## Work to complete:
Return the lines below in which the string "code" occurs.
[[ Extracted data open ]]
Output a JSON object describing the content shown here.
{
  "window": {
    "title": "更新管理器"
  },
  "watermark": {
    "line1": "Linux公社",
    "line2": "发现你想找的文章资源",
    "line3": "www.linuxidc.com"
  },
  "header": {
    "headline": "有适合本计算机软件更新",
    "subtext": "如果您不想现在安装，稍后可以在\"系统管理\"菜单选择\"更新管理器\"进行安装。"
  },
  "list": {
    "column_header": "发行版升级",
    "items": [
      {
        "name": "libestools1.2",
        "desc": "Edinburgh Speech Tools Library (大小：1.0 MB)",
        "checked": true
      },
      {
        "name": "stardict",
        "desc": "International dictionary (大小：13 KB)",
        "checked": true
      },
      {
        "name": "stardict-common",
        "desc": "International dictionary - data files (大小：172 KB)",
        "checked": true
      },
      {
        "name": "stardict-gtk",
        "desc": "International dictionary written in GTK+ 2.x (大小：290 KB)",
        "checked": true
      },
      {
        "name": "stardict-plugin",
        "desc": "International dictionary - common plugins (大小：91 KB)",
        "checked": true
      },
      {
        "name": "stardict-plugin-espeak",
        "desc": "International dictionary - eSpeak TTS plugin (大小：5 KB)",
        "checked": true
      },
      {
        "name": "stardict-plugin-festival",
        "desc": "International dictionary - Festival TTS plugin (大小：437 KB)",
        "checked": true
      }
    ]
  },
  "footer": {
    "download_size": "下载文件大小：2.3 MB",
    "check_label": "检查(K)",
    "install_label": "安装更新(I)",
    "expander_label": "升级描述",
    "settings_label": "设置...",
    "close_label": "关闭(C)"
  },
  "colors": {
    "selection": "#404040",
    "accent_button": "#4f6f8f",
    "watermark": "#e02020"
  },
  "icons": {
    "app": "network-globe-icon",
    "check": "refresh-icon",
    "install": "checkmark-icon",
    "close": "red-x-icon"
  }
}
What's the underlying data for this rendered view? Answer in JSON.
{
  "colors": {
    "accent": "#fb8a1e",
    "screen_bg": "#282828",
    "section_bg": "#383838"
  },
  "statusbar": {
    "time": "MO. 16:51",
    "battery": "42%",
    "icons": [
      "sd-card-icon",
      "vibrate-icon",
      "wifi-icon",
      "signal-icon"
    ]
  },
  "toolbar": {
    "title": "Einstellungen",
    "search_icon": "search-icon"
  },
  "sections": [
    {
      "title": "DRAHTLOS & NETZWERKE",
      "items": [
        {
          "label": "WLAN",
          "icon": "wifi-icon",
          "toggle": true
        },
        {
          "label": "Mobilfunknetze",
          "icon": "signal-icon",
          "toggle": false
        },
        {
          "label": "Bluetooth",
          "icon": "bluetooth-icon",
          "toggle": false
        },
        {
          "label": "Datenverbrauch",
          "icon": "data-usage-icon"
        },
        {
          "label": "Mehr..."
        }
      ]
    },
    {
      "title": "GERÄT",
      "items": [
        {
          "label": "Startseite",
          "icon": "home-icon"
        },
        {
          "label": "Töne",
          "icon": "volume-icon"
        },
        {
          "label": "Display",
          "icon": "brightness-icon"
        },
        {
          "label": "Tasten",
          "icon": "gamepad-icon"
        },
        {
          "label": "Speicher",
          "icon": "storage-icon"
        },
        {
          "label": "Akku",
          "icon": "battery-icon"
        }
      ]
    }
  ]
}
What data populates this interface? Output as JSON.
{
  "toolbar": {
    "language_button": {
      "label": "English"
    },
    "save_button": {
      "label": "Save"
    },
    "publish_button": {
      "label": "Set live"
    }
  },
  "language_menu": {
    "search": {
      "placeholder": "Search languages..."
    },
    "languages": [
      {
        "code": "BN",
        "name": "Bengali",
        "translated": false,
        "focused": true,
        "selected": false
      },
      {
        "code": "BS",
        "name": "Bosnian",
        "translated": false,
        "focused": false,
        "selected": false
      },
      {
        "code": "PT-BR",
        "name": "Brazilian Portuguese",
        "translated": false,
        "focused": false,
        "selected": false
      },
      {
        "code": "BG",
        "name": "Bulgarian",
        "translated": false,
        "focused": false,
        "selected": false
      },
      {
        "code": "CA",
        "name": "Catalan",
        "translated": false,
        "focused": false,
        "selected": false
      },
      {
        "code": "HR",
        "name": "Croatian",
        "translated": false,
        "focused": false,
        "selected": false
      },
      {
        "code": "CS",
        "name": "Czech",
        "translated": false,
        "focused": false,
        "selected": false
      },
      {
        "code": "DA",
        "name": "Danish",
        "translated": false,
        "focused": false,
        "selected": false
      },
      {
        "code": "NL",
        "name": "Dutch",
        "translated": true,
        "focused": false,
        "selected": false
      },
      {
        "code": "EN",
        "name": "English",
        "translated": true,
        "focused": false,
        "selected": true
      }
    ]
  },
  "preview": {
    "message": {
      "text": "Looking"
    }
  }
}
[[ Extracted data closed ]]
## Response area:
        "code": "BN",
        "code": "BS",
        "code": "PT-BR",
        "code": "BG",
        "code": "CA",
        "code": "HR",
        "code": "CS",
        "code": "DA",
        "code": "NL",
        "code": "EN",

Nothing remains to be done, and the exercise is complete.